- Contact our office immediately to be sure the medical bill is properly filed.
Do Injured Workers Receive Benefits for the Entire Period of Disability?
Injured workers can receive lost time benefits if they miss more than seven working days. However, injured workers cannot receive compensation for the first seven days until they miss 14 consecutive working days.
Otherwise, injured workers are generally compensated for the entirety of missed days for a work-related injury. If the injured worker misses 90 days or more of work, he or she may be required to take a medical examination. The results of the medical examination will be used to determine whether benefits continue.
Is There an Appeals Process for Denied Workers’ Compensation Claims in Ohio?
Thankfully, a denied or rejected workers’ compensation claim is not the end of the road. As detailed by the Ohio Industrial Commission, there is a procedure in place to challenge denied or rejected claims.
As explained above, the BWC reviews all claims for workers’ compensation in Ohio. After reviewing the claim, the BWC decides whether to award or deny workers’ compensation benefits. Once the BWC makes a final decision, the employee or the employer can appeal if the decision is adverse to them. .
Typically, an employee would challenge the denial of benefits, whereas an employer might challenge the award of benefits. In either case, the appealing party must file Form IC-12 – Notice of Appeal with the Industrial Commission. Once the appealing party files Form IC-12, the claim will be transferred to the Ohio Industrial Commission. By law, the Industrial Commission must schedule the hearing within 45 days of the time the Industrial Commission receives the claim. The initial hearing would be to a District Hearing Officer. Either party can appeal the decision of the District Hearing Officer to a Staff Hearing Officer and that again will be set within 45 days. If the claim is approved at the District Hearing Officer lever, benefits must be paid. If the staff Hearing Officer denies the claim, there is a chance the claim may go to a hearing before the Industrial Commission in Columbus. However, these hearings are few and far between. .

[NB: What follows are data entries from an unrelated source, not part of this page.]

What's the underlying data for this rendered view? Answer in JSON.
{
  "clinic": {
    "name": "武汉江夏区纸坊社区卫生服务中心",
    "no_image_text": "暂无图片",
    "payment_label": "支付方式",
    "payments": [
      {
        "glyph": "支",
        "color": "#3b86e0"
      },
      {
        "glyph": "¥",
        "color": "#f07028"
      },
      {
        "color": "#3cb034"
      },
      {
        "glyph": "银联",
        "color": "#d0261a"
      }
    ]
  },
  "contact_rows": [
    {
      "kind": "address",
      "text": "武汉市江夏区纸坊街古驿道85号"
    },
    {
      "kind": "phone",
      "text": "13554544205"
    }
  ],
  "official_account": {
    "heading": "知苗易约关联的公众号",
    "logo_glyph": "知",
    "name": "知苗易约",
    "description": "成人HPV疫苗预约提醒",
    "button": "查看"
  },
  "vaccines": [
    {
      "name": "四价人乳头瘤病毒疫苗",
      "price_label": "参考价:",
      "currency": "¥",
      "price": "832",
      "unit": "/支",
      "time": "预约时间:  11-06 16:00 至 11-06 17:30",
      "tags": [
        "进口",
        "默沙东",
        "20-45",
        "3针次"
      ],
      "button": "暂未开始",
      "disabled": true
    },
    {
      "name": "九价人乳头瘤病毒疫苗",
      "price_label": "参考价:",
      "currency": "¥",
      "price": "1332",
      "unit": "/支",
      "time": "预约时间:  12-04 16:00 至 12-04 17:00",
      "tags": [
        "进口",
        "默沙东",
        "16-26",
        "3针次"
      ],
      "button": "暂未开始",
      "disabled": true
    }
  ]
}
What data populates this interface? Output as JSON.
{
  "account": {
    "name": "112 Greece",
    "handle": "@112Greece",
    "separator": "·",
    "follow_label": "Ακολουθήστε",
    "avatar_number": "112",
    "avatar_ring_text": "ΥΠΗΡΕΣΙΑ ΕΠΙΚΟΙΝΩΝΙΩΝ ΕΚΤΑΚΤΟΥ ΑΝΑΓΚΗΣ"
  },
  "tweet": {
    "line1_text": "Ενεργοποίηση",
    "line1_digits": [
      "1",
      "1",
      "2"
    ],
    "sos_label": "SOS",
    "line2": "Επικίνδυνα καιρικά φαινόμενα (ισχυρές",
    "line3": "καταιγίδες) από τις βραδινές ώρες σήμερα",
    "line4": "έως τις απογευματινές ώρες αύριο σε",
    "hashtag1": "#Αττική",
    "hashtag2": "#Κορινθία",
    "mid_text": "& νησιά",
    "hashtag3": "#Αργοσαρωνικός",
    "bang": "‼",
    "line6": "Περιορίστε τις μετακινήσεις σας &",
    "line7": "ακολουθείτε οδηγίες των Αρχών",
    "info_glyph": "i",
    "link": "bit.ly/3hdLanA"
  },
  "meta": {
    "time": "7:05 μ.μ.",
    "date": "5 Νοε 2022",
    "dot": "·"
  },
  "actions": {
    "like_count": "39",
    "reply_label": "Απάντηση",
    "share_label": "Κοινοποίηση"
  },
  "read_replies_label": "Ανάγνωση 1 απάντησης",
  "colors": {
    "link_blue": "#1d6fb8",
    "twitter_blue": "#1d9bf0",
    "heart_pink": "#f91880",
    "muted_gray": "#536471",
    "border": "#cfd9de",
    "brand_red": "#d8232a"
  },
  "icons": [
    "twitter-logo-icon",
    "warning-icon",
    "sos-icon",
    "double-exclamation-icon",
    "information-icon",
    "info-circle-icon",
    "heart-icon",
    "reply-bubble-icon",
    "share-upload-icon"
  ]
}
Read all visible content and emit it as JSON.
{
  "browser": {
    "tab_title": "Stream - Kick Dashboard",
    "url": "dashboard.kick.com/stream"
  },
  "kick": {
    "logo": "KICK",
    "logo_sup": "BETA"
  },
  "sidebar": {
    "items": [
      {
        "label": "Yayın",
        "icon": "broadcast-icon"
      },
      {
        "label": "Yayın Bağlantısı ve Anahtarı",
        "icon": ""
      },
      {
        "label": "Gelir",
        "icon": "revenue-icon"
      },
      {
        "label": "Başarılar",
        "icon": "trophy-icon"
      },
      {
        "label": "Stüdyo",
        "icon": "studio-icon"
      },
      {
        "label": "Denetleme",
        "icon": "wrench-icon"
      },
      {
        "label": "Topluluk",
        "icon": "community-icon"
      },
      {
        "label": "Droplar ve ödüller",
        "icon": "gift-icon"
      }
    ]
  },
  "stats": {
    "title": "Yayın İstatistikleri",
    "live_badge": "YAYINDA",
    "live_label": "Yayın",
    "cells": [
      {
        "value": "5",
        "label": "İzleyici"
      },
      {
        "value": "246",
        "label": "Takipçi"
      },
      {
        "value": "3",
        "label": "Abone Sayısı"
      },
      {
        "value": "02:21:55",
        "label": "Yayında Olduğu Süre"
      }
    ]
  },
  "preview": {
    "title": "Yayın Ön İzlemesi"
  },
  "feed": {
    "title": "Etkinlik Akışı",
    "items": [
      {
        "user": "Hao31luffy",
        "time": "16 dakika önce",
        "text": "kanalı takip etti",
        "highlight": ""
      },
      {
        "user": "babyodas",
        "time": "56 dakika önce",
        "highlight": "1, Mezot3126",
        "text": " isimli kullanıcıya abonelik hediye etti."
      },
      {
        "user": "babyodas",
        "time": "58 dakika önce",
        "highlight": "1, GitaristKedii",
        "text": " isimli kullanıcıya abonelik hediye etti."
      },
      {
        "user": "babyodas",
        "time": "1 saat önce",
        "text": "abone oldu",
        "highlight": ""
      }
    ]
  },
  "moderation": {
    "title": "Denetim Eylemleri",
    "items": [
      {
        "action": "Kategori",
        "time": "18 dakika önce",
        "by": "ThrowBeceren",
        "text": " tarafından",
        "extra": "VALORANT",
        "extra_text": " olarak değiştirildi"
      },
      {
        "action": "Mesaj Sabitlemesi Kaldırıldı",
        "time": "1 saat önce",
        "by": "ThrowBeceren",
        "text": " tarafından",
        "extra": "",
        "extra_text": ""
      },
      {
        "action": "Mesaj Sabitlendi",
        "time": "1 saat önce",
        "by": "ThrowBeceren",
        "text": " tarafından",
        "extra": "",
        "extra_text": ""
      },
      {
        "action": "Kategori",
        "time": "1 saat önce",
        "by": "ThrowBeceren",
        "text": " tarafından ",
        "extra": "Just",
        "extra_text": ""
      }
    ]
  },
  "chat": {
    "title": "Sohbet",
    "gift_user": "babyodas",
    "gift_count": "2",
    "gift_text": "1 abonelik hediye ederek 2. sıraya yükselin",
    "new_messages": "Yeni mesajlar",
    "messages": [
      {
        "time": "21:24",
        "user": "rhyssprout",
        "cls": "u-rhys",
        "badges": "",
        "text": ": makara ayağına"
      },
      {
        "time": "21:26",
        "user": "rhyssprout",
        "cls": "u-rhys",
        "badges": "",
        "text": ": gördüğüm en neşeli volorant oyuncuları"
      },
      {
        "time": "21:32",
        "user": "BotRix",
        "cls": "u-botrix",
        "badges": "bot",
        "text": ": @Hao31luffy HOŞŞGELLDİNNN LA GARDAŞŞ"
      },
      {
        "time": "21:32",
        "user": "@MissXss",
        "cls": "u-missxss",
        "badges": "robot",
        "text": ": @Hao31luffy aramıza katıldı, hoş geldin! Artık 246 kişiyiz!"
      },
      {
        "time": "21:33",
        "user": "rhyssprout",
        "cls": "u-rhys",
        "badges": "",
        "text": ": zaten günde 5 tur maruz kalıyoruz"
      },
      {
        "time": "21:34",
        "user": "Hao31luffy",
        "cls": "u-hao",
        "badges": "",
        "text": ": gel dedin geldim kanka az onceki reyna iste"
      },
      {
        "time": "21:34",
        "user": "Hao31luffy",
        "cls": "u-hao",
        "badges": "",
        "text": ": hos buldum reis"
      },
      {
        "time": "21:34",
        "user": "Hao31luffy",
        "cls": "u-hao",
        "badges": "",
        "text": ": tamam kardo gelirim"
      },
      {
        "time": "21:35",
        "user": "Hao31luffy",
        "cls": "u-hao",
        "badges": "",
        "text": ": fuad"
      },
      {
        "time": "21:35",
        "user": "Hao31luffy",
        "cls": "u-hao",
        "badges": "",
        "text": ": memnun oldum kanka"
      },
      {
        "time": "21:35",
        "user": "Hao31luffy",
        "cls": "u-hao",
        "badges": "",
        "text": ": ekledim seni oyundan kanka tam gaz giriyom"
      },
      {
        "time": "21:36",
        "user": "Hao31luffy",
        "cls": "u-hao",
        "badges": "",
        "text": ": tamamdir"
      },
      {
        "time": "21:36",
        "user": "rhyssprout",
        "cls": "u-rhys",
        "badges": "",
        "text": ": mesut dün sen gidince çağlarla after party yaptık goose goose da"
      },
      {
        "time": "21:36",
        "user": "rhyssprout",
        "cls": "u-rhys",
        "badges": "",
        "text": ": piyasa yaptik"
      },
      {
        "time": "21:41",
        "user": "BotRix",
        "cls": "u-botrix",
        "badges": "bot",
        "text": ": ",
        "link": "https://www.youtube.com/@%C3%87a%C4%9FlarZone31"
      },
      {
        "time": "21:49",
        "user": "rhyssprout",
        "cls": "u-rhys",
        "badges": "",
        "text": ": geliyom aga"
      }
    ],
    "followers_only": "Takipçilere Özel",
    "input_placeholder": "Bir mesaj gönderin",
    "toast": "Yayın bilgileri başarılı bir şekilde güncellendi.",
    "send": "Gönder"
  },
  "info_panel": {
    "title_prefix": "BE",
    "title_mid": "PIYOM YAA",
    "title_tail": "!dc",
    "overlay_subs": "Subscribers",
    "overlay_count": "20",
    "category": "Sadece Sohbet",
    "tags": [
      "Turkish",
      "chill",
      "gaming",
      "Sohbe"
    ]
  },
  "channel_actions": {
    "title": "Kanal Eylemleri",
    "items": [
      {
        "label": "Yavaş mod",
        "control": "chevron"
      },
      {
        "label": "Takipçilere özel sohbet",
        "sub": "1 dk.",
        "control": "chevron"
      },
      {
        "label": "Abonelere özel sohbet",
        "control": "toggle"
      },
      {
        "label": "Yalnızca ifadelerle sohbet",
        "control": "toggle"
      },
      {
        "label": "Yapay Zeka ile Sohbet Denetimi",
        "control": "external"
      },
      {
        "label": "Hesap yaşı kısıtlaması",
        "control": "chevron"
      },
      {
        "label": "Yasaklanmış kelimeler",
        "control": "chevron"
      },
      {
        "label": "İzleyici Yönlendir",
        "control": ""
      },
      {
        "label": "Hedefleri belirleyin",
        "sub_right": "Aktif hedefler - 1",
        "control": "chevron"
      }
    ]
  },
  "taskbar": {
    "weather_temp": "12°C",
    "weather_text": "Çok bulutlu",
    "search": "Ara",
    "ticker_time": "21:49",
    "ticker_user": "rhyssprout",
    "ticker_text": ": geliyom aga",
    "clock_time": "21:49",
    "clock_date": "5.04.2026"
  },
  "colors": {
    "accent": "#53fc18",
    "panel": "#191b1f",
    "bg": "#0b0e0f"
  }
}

Finally, even if an injured worker exhausts all appeals within the Industrial Commission, he or she can appeal it to the Court of Common Pleas of the County in which they were injured..
Let Us Help You Today
If you are dealing with a workers’ compensation claim or related considerations, there is a complicated network of bureaucratic procedure to take into account. With overlapping timelines and complex regulations, it can be a challenge to file workers’ compensation claims properly. In order to maximize the chance of success for your claim, it can be valuable to retain the services of a trusted workers’ compensation attorney.
The law firm of Heller, Maas, Moro & Magill Co., L.P.A., has built a reputation of trust and has demonstrated capabilities for successfully handling workers’ compensation cases. The lawyers at our firm have a proven track record of success in Northeastern Ohio, helping clients in Youngstown, Akron, Warren, Salem, Ravenna, Kent, Alliance, and elsewhere. If you have legal questions, please feel free to contact us today for a free case evaluation.
A native of Youngstown, Ohio, Richard L. “Pete” Magill worked in mills during the summer to help finance his education. He went on to earn his undergraduate degree from The Ohio State University and his law degree from the Cleveland-Marshall College of Law, where he was a member of the Law Journal and graduate cum laude. Throughout more than three decades as a lawyer, he has dedicated his practice to helping injured workers. Several of his cases have resulted in appellate court decisions that have helped to change Ohio law in ways that benefit the state’s workers as a whole. In addition to his practice, he is a member of the Ohio State Bar Association’s Workers’ Compensation Committee and also the liaison committee between the Bar Association and the Industrial Commission.